I (Nate) most value stinging nettle as the ultimate wild spring vegetable — right up there with ramps (Allium tricoccum), but more valuable because when you have enough of it you can really treat it like a staple food. Once nettle leaves are exposed to heat, they rapidly wilt and the tiny hairs that cause the stinging sensation lose their potency. My favorite way to use the leaves is in soup (using water, stock, or milk as a base), but they also make a great addition to mashed potatoes or other vegetables, scrambled eggs or omelets, various stir-fries or curries, or as a meaty-tasting filling in vegetable dumplings, empanadas, or pierogies (or any other stuffed food!). To my non-meat-eating taste-buds, nettles taste more like meat than any other plant. I can't really explain why, but I know I'm not the only one who thinks so. Perhaps it has something to do with the fact that nettles contain all of the essential amino acids — like meat and eggs, and precious few other green vegetables.
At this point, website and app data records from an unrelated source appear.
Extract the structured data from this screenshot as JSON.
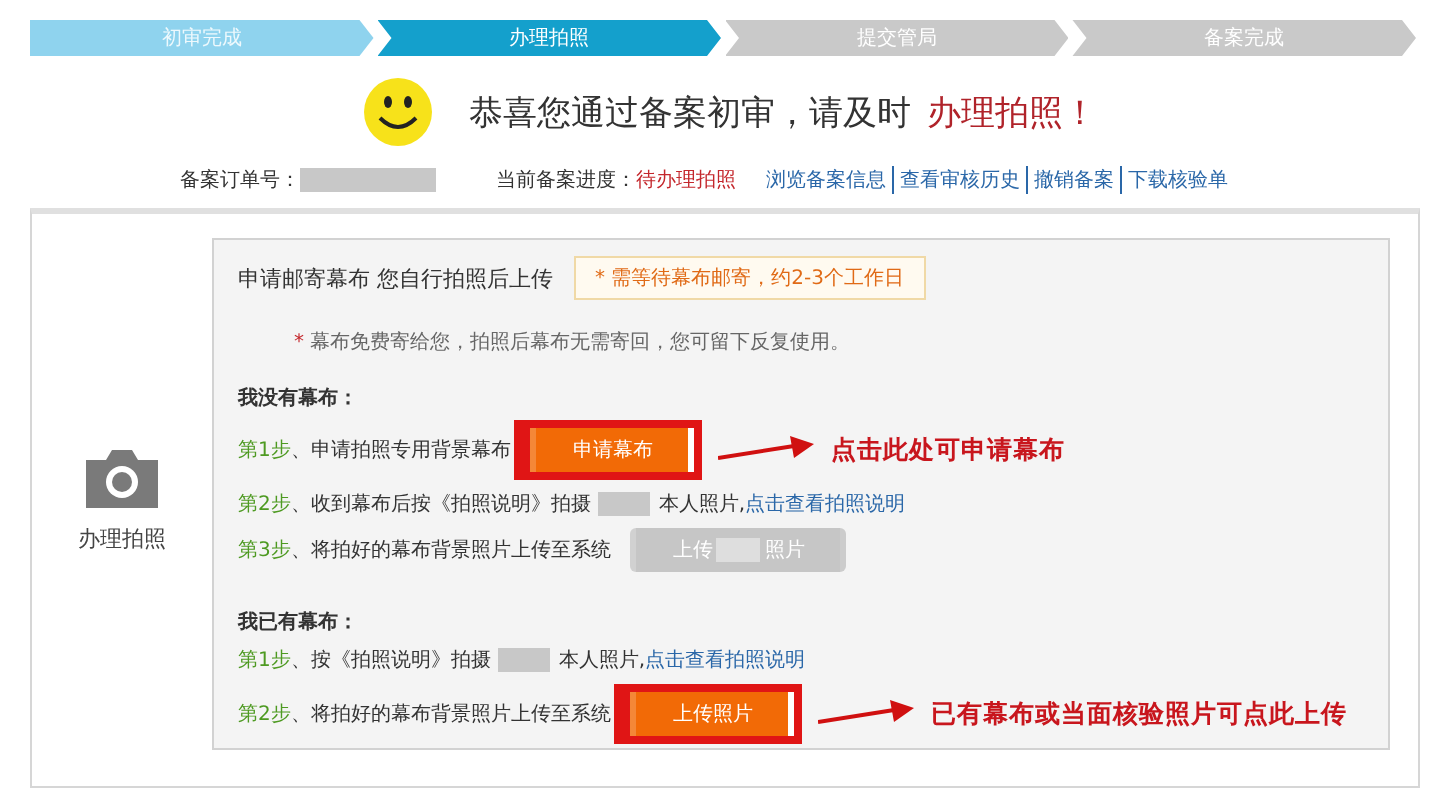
{
  "progress": [
    {
      "label": "初审完成",
      "completed": true,
      "selected": false
    },
    {
      "label": "办理拍照",
      "completed": false,
      "selected": true
    },
    {
      "label": "提交管局",
      "completed": false,
      "selected": false
    },
    {
      "label": "备案完成",
      "completed": false,
      "selected": false
    }
  ],
  "headline": {
    "text": "恭喜您通过备案初审，请及时",
    "emphasis": "办理拍照！"
  },
  "info": {
    "order_label": "备案订单号：",
    "order_redacted": true,
    "progress_label": "当前备案进度：",
    "progress_value": "待办理拍照",
    "links": [
      "浏览备案信息",
      "查看审核历史",
      "撤销备案",
      "下载核验单"
    ]
  },
  "side": {
    "label": "办理拍照"
  },
  "panel": {
    "title": "申请邮寄幕布 您自行拍照后上传",
    "notice": "* 需等待幕布邮寄，约2-3个工作日",
    "note_mark": "*",
    "note": "幕布免费寄给您，拍照后幕布无需寄回，您可留下反复使用。",
    "sections": [
      {
        "heading": "我没有幕布：",
        "steps": [
          {
            "step": "第1步",
            "text": "、申请拍照专用背景幕布",
            "button": {
              "label": "申请幕布",
              "disabled": false,
              "highlighted": true,
              "callout": "点击此处可申请幕布"
            }
          },
          {
            "step": "第2步",
            "text": "、收到幕布后按《拍照说明》拍摄",
            "redacted": true,
            "after": "本人照片,",
            "link": "点击查看拍照说明"
          },
          {
            "step": "第3步",
            "text": "、将拍好的幕布背景照片上传至系统",
            "button": {
              "label": "上传",
              "label_after": "照片",
              "disabled": true,
              "highlighted": false
            }
          }
        ]
      },
      {
        "heading": "我已有幕布：",
        "steps": [
          {
            "step": "第1步",
            "text": "、按《拍照说明》拍摄",
            "redacted": true,
            "after": "本人照片,",
            "link": "点击查看拍照说明"
          },
          {
            "step": "第2步",
            "text": "、将拍好的幕布背景照片上传至系统",
            "button": {
              "label": "上传照片",
              "disabled": false,
              "highlighted": true,
              "callout": "已有幕布或当面核验照片可点此上传"
            }
          }
        ]
      }
    ]
  }
}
Nutritionally, it's hard to beat stinging nettles. They contain significant quantities of potassium, protein, magnesium, Vitamin B6, and Vitamin C, along with loads of fiber, calcium, and Vitamin A. The one drawback (besides the sting) is that nettles should not be consumed after the plants begin to flower: at that point calcium carbonate begins to build up in the leaves which can cause damage to the kidneys and/or urinary tract (but, ironically enough, spring nettle infusions are considered by many to be important medicine for kidney and urinary issues). If you find plants in the wild that clearly haven't flowered (the flowers look something like green dreadlocks), even if its late in the summer or fall, you can eat them with confidence. The seeds are edible too, though I don't know many people who eat them, but supposedly they are very high in Omega-3 fatty acids.
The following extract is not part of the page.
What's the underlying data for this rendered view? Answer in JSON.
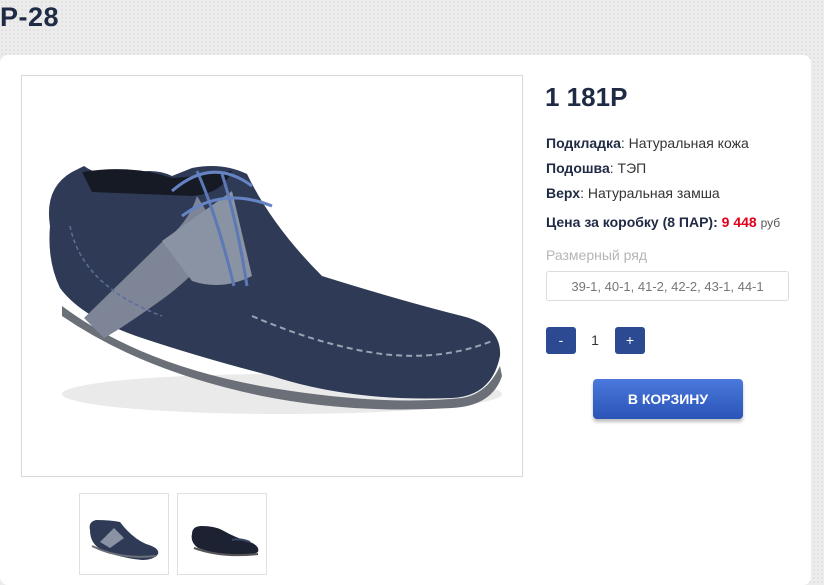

Nettle tea is popular around the world, wherever it grows (and while it's native to Eurasia, it now grows throughout the temperate world). In Hawai'i, another plant in the nettle family, mamaki, makes a beloved tea. When I lived in the Netherlands, as a non-caffeine-drinker I quickly learned that stinging nettle ("brandnetel" in Dutch) is among the most popular herbal teas, alongside peppermint and chamomile, available at practically every restaurant, cafe, and coffeeshop in the country. But dried stinging nettle leaves aren't just good for tea: they can continue to be used as a vegetable too, easily rehydrated for soups and other dishes, so it's good to harvest as much as possible during the 2-4 month window before they begin to flower and dry as much as you can.
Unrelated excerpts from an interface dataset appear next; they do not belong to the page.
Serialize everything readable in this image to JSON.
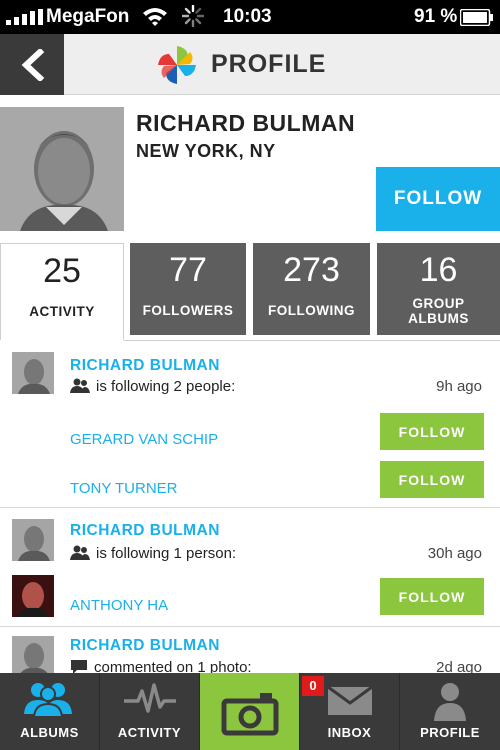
{
  "status_bar": {
    "carrier": "MegaFon",
    "time": "10:03",
    "battery": "91 %"
  },
  "header": {
    "title": "PROFILE",
    "back_icon": "chevron-left-icon",
    "logo_icon": "pinwheel-logo"
  },
  "profile": {
    "name": "RICHARD BULMAN",
    "location": "NEW YORK, NY",
    "follow_label": "FOLLOW",
    "accent": "#1ab0ea"
  },
  "stats": [
    {
      "value": "25",
      "label": "ACTIVITY"
    },
    {
      "value": "77",
      "label": "FOLLOWERS"
    },
    {
      "value": "273",
      "label": "FOLLOWING"
    },
    {
      "value": "16",
      "label": "GROUP ALBUMS"
    }
  ],
  "feed": [
    {
      "name": "RICHARD BULMAN",
      "action": "is following 2 people:",
      "time": "9h ago",
      "people": [
        {
          "name": "GERARD VAN SCHIP",
          "button": "FOLLOW"
        },
        {
          "name": "TONY TURNER",
          "button": "FOLLOW"
        }
      ]
    },
    {
      "name": "RICHARD BULMAN",
      "action": "is following 1 person:",
      "time": "30h ago",
      "people": [
        {
          "name": "ANTHONY HA",
          "button": "FOLLOW"
        }
      ]
    },
    {
      "name": "RICHARD BULMAN",
      "action": "commented on 1 photo:",
      "time": "2d ago"
    }
  ],
  "tabbar": {
    "albums": "ALBUMS",
    "activity": "ACTIVITY",
    "inbox": "INBOX",
    "inbox_badge": "0",
    "profile": "PROFILE"
  },
  "colors": {
    "accent_blue": "#1ab0ea",
    "follow_green": "#8cc63f",
    "dark": "#3a3a3a",
    "badge_red": "#e01b1b"
  }
}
Stinging nettles grow best along edges. They can often be found where field meets forest, and they often take over disturbed areas. They can thrive in full sun or nearly complete shade. They are cold hardy perennials and definitely will spread if given half a chance. We recommend planting them someplace where it won't be a problem for them to form an impenetrable wall of stinging leaves (like by a fence in a little visited corner of your property, or an ignored patch of land next to a ballfield or park). The best patches of stinging nettles are out-of-the-way enough for you to get your fill each spring and not be bothered by them the rest of the year.